Patrons and lovers of New York City's public libraries can now breathe a little easier. On June 23, Mayor Bloomberg and City Council speaker Christine C. Quinn announced to the press that the city's proposed budget cuts will not be happening this year. According to the New York Times, the controversial cuts, which (among many things) threatened to raise taxes, close firehouses, eliminate city-financed child-care, and reduce library services, were replaced by a $70 billion agreement that will allow public institutions to operate as they had been previously. The news, which came as a relief to many organizations that viewed the original plan as a giant albatross around their metaphorical necks, was undoubtedly well-received by one particular party in the package - The New York Public Library. The troubled libraries were facing a potential loss of $47 million from the government that would include layoffs of over 700 of its staff members, as well as numerous branch closings and an end to thousands of its renowned free programs. To many, this was an outrage: How could the government cut funding to a place that has served such a crucial role in the history of this city?
To understand why public indignation ensued after New Yorkers heard about the libraries' seemingly bleak future as well as why their triumph is so significant, it helps to understand the history of the institution. The original library was opened in 1911 in the place where the Croton Reservoir once stood, and it was the result of the merging of the Astor and Lenox libraries. At the time, it was the largest marble structure ever to be attempted in the United States, and it cost a considerable sum of $9 million to construct. On its opening day alone, the library attracted anywhere from 30,000 to 50,000 visitors and continued to receive a huge public response. It also housed over one million books, all of which were dedicated exclusively to New York City's brand new library. About two decades after its grand opening, its two grand lions that are located at the library's main branch on 40th Street and Fifth Avenue (also known as the Stephen A. Schwarzman Building) received the names of Patience and Fortitude from the city's then-mayor. According to him, these were the two qualities that New Yorkers needed in order to survive and overcome the Great Depression. During World War II, Schwarzman's Map Division aided the Allied military intelligence in their battle plans research, and at one point in the library's history, the windows of the Rose Main Reading Room were covered with blackout paint in case of an air raid.

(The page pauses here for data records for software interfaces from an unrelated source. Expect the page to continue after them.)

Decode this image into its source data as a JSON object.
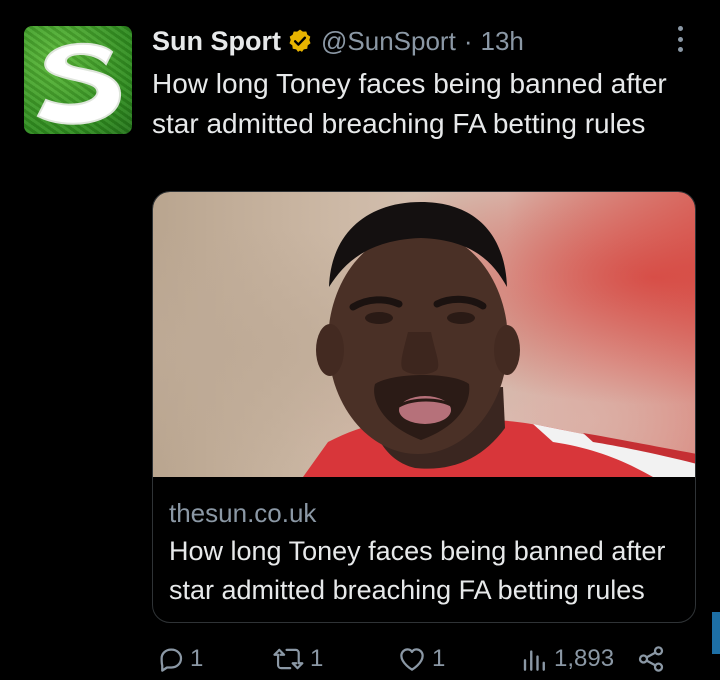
{
  "account": {
    "display_name": "Sun Sport",
    "handle": "@SunSport",
    "separator": "·",
    "time": "13h",
    "avatar_icon": "sun-sport-logo-icon",
    "verified_icon": "verified-badge-icon",
    "colors": {
      "verified": "#e8b400",
      "avatar_green": "#3a9a2a"
    }
  },
  "tweet": {
    "text": "How long Toney faces being banned after star admitted breaching FA betting rules"
  },
  "card": {
    "image_icon": "article-photo",
    "domain": "thesun.co.uk",
    "title": "How long Toney faces being banned after star admitted breaching FA betting rules"
  },
  "actions": {
    "reply": {
      "icon": "reply-icon",
      "count": "1"
    },
    "retweet": {
      "icon": "retweet-icon",
      "count": "1"
    },
    "like": {
      "icon": "heart-icon",
      "count": "1"
    },
    "views": {
      "icon": "views-icon",
      "count": "1,893"
    },
    "share": {
      "icon": "share-icon"
    }
  },
  "colors": {
    "background": "#000000",
    "text": "#e7e9ea",
    "muted": "#8b98a5",
    "border": "#2f3336"
  }
}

Today, the libraries still have a huge presence in the lives and memories of many New Yorkers. The Schwarzman Building alone houses a copy of the Gutenberg Bible, countless resources for researchers and curious intellectuals alike, a myriad of stimulating artwork and murals, and over 15 million items, all in addition to a renowned children's section and the fact that the library itself is practically a celebrity that has been featured in a number of movies, television programs, and more. The New York Public Library's other branches also house a great deal of permanent and temporary exhibits, thousands of free programs and classes, and plenty of books and useful materials ready for the borrowing. Needless to say, these libraries are a part of history in both a broad, historical sense and a personal sense, and they have a distinct meaning to different people.
Ellen Jacobs, for example, has been infatuated with the New York Public Library for decades. Ellen, who has worked at the Schwarzman Building for the last 25 years, fell in love with the library because of its "open[ness] to everyone." As she explained, "I love that it doesn't matter who you are or where you come from - these beautiful rooms and wonderful resources are [still] available to you…" Jacobs also enjoys working at the library because of its beautiful McGraw Rotunda, its many lions (they're not just out front!), and its dedication to fostering the education of children. When asked about the budget cuts the institution was facing, the seasoned docent replied that it was, "very sad…especially when people are out of work or using it to educate themselves…[but] I'm hopeful."
Even out-of-towners had something to say about the library. Lesley Lahaye, a professor in the Division of Education Studies at Royal Roads University in Victoria, Canada, was in New York City for one week and the Schwarzman Library was one of the sites-to-see on her checklist. As to what her first impressions of the landmark were, Leslie commented, "It's just such beautiful architecture, it's so rich with history. In Western Canada, where I live, everything is new, there's not that sense of history. And the library is such an important symbol for learning and equity…I just think of the history of the United States and the fact that this wonderful building is here and accessible to people and think it's a wonderful thing. …It feels good to walk into the library and see it full of people. We're so reliant on technology for information nowadays; it's good to see that the library's still being used."
Another advocate of the funding and preservation of the library also shared a few words about what the place meant to him. Richard Stern, a New York City native and volunteer of two months spoke of how he was "dazzled and awed" many years ago by the place where he would later come to work. He also mentioned his reasoning behind his love for the New York City institution and said, "I love the smell of old books. But I also love the grandeur of the library and I love the idea that people can come here for free and sit in that huge reading room and read books that they want to. Of course now they can access much of the library with computers, and it's the services that the library provides for free that impress me most." In addition to admiring the building's overall concept and aesthetic, the Shakespeare enthusiast also raved about its free exhibits and resources, its extensive collections, and he even managed to sum up the allure of the iconic landmark in just two simple sentences: "There are many things to be found; it's full of excitement and beauty. I invite everyone to come."